We note an early focus SQLite, SQLAlchemy and Impala. Later, work began on the Pandas backend rounding out the three different types of backgrounds. From this point, improvements were made to these key backends as ClickHouse, Spark and PostgreSQL. For the past two years, Quansight, in partnership with OmniSci, added the ibis.omniscidb string-generating backend. Further, our responsibilities have expanded to support Ibis as community maintainers through Quansight Labs. This collaboration introduced geospatial functionality to Ibis for several backends.

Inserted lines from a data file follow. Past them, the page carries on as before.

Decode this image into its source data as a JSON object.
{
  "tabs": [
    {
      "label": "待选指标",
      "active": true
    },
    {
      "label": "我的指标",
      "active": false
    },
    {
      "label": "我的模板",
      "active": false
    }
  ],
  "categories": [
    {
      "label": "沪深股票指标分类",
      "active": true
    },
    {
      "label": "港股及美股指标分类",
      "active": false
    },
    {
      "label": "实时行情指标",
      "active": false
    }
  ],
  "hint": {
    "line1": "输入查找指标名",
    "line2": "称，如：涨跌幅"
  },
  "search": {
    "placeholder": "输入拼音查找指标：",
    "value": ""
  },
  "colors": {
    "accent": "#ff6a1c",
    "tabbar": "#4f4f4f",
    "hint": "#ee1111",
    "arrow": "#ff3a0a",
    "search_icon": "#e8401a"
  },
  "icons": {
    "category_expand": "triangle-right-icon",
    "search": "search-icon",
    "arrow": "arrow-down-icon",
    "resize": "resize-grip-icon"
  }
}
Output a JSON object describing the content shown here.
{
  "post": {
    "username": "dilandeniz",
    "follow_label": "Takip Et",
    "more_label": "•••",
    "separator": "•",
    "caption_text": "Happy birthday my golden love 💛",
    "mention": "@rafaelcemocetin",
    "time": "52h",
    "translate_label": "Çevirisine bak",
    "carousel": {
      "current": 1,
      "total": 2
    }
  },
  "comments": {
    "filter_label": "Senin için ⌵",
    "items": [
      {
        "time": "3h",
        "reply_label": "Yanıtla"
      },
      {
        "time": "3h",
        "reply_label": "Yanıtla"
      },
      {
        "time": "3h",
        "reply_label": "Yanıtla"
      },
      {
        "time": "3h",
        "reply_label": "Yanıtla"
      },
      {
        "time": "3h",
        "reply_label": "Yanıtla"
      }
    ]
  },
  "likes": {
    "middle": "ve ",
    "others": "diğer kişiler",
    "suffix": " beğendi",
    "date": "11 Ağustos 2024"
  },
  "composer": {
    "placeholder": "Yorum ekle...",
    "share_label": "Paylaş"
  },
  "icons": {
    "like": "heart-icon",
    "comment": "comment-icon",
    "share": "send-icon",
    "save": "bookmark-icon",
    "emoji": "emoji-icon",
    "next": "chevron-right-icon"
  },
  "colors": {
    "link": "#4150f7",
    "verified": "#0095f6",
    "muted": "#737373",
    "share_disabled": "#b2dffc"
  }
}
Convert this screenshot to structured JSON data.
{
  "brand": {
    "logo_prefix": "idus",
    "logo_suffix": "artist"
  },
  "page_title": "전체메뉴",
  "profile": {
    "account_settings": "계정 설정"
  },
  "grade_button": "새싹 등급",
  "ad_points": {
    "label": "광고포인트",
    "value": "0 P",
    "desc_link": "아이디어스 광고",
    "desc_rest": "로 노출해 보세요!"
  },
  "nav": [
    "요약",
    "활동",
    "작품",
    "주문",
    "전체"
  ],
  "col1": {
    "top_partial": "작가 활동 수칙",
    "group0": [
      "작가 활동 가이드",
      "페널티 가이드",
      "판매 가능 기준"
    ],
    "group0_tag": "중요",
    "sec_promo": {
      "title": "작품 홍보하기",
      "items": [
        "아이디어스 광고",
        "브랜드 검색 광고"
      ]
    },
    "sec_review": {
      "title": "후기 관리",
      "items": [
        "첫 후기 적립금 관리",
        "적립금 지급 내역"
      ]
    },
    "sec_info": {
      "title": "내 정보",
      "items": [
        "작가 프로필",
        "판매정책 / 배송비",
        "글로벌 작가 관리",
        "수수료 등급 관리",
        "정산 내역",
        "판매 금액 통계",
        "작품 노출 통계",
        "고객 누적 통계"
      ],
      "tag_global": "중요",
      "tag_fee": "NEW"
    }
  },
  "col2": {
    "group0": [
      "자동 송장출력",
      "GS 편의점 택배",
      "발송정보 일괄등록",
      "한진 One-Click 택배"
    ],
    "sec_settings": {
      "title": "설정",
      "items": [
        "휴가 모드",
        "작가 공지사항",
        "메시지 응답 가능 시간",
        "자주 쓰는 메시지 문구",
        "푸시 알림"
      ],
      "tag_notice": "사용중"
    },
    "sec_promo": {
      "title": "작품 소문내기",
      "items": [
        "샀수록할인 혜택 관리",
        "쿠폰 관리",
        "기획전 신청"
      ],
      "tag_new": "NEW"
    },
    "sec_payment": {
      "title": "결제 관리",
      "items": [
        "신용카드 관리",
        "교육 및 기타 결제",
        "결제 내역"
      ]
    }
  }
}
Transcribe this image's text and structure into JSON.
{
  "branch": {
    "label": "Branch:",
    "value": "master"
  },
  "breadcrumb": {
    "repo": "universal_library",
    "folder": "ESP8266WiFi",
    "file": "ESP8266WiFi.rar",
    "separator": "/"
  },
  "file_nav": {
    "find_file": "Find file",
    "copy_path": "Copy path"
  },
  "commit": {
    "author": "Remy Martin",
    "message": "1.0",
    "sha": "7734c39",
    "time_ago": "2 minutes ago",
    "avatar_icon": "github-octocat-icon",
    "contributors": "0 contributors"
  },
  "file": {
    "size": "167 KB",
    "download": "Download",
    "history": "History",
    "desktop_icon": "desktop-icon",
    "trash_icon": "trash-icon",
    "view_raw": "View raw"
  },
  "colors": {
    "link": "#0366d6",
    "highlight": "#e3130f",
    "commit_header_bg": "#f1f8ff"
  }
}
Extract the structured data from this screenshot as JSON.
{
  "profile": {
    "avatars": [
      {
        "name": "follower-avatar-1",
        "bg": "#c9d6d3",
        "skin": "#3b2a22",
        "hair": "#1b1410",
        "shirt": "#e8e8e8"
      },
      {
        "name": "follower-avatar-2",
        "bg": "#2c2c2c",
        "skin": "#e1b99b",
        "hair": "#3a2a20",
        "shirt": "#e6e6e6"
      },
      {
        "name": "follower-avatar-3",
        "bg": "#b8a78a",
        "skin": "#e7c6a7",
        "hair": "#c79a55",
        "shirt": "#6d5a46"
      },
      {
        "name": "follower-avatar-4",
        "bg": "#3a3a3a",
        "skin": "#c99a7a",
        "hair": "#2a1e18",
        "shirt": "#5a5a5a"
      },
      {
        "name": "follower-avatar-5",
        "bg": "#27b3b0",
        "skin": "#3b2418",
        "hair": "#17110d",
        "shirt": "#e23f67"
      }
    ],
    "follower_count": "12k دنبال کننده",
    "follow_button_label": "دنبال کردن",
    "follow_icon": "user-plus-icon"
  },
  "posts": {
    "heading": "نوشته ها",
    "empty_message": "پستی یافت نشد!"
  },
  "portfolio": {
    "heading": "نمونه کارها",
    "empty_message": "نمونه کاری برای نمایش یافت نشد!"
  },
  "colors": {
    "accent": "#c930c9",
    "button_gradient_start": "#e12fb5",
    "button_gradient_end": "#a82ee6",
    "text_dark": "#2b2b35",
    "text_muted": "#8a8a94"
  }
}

There are currently ongoing efforts to introduce support for SQL Server backends. What other backends would you like to see for Ibis? Maybe our community could benefit from a Dask backend or an Altair backend?

Ibis direct execution backends

Ibis direct execution backends like Pandas and HDF5 operate on conventional in-memory python objects. Pandas is the gold standard for structured data in Python and inspires the API for Ibis.

pd = ibis.pandas.connect({'A': pandas.util.testing.makeDataFrame()})

The object pd is an Ibis backend based on pandas.DataFrame.

expression = pd.table('A').head()

expression is an Ibis query that has expression.compile and expression.execute methods. We'll recognize the execute method when we return pandas.DataFrames from Ibis expression. The compile method does not trigger any computation, rather it constructs an intermediate form that is interpreted by a backend.

>>> assert isinstance(expression.compile(), ibis.expr.types.TableExpr)

In the case of direction execution backends, the expression compiles to an the original Ibis expression. The computation itself is carried out based on a set of recipes defined in Ibis. In general, we would typically do this work directly in Pandas; however this approach is practical in making tests for backend-independent expressions.

Ibis expression-generating backends.

db = ibis.sqlite.connect('lahmansbaseballdb.sqlite')
expression = db.table('halloffame').head()

Expression-generating backends operate on SQL databases that interoperate with SQLAlchemy.

>>> assert isinstance(expression.compile(), sqlalchemy.sql.Select)

In the case of expression-generating backends, the intermediate representation is a sqlalchemy object. SQLAlchemy is the Database Toolkit for Python and Ibis leverages its compatibility with traditional SQL databases.

Ibis string generating backends.

There are two options for downloading Ibis: using pip or using conda.

  • pip: the extra backends from Ibis need to be requested explicitly, e.g.:
pip install --upgrade ibis-framework[omniscidb] ibis-framework[sqlite]
  • conda: all the supported backends (e.g., SQL, Pandas, BigQuery, Omnisci, etc.) are bundled in a single conda package and can be downloaded/installed simultaneously:
conda install -c conda-forge ibis-framework # installs all the backends!

String-generating backends allow Ibis to interface with big data systems that manage their own computation. For example, we may connect to an example Omnisci database.

import ibis.omniscidb
omnisci = ibis.omniscidb.connect(host='metis.omnisci.com',

The omnisci object is described as a string-generating backend because the intermediate representation of the query is a flavor of SQL.

expression = omnisci.table('upstream_reservoir').head()

A string-generating expression compiles to ibis.omniscidb flavored SQL, while ibis.bigquery may have a different string representation.

>>> expression.compile()
'SELECT *\nFROM upstream_reservoir\nLIMIT 5'


Major credit goes to @xmnlab in his heroic PR to introduce ibis.omniscidb into Ibis. You can watch the drama play out in this Github Issue. We'd like to thank the maintainers of Ibis for their effort in supporting the Ibis community.

Learn more about OmniSci and ibis.omniscidb in this Quansight Labs post: Ibis: Python data analysis productivity framework.